[What the exercise asks]
Go through the records and filter out every line lacking the word "Logistické"; copy the lines that remain.

Stored entries:
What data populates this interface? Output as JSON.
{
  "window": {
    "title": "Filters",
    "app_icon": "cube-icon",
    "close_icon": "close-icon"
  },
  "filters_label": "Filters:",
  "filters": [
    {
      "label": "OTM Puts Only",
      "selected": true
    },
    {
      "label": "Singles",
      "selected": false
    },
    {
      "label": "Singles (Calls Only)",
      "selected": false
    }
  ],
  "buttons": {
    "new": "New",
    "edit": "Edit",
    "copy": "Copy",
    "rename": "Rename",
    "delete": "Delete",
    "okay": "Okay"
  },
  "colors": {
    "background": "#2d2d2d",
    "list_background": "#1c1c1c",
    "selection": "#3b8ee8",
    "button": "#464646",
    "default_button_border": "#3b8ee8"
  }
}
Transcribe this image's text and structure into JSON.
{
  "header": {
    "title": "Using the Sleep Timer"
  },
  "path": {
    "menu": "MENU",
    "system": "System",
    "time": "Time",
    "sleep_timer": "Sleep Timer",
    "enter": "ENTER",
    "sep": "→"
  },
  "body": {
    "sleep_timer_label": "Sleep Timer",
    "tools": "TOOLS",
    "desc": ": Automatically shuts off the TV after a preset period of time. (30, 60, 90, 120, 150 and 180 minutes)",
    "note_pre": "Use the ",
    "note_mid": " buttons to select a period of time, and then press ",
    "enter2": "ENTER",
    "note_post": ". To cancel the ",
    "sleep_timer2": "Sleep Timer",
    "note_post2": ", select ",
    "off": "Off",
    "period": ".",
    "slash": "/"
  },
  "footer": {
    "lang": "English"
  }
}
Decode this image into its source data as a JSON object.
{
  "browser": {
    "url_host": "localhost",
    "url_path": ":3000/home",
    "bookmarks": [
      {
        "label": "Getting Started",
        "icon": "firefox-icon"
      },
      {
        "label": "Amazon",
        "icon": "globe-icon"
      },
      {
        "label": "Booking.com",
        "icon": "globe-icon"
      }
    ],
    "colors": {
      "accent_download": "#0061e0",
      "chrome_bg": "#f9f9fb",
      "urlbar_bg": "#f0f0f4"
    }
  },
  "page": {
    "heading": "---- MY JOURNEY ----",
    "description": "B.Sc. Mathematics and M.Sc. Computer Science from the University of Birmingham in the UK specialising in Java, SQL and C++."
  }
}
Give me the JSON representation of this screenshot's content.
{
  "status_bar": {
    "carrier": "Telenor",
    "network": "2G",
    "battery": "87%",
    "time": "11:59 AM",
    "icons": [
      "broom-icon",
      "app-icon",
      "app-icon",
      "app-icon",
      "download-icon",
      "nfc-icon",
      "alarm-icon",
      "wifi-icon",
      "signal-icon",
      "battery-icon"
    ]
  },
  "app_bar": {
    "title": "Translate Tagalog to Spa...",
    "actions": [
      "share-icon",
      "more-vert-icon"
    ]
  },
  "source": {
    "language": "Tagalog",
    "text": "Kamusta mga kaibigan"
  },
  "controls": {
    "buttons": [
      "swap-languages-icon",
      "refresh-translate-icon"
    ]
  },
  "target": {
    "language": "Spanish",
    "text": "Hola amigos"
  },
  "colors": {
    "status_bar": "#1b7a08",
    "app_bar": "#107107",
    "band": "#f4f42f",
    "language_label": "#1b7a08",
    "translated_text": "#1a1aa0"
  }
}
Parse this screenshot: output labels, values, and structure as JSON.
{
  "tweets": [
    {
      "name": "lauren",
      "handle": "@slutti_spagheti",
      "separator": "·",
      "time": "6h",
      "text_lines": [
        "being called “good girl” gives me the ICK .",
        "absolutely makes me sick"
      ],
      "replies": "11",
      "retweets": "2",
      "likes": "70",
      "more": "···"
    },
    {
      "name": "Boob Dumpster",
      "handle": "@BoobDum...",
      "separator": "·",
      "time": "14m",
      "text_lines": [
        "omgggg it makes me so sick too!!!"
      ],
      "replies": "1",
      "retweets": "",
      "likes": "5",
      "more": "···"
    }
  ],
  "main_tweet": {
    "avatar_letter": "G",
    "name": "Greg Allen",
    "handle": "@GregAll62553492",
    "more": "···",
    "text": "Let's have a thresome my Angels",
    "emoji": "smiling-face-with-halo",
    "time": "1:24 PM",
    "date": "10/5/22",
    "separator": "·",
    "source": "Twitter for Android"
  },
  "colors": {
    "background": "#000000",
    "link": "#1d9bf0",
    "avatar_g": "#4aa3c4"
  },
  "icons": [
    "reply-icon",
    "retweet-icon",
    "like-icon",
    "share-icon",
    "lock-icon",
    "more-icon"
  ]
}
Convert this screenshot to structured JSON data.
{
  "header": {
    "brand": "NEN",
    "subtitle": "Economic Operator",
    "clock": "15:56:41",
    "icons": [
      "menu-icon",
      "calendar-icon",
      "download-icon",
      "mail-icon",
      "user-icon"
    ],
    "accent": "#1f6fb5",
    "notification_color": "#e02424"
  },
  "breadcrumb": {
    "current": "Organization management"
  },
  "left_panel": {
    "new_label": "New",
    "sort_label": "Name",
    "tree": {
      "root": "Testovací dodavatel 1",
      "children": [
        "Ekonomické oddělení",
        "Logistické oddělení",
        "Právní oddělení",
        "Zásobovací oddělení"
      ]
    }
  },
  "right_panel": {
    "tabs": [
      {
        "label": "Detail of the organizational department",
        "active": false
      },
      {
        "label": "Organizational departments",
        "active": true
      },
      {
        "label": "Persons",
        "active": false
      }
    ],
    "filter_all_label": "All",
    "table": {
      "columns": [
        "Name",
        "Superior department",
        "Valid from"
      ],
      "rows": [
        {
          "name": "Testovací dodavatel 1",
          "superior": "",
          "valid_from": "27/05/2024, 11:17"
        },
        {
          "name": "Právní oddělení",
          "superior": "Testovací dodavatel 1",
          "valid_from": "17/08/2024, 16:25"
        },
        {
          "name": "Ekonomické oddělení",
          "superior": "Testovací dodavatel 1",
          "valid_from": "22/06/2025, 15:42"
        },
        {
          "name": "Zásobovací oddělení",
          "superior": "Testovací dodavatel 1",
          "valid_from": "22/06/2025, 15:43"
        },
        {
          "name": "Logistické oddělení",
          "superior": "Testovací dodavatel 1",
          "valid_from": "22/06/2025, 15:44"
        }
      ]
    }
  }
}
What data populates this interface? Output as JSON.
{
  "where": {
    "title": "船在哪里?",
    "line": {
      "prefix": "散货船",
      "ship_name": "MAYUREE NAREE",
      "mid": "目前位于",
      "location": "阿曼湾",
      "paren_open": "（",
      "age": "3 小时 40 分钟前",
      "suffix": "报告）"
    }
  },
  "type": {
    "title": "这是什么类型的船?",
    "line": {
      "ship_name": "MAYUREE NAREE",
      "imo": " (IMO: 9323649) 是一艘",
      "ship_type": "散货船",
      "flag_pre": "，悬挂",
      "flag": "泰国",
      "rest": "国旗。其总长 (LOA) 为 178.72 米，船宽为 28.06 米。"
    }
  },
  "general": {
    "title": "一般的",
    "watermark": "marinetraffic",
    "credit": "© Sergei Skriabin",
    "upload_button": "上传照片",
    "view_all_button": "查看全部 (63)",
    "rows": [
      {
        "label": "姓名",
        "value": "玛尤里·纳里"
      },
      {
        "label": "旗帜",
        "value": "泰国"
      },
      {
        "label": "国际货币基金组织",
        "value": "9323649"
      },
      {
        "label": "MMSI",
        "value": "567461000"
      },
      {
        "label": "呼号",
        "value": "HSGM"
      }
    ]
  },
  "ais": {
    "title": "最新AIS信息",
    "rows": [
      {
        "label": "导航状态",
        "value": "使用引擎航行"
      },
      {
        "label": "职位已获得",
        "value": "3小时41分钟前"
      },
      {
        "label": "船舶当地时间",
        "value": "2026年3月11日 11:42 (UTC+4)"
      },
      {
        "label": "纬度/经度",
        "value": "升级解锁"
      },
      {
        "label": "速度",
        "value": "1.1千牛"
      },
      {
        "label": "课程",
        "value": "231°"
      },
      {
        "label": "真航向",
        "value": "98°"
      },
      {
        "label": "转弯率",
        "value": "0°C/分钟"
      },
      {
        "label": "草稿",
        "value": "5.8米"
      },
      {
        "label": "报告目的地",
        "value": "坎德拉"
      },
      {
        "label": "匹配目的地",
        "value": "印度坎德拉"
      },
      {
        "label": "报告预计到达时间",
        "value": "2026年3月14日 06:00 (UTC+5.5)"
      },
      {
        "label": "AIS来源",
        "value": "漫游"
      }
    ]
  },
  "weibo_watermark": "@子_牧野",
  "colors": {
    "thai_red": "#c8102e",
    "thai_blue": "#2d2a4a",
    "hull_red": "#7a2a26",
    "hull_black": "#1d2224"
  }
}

[Solution to this task]
        "Logistické oddělení",
          "name": "Logistické oddělení",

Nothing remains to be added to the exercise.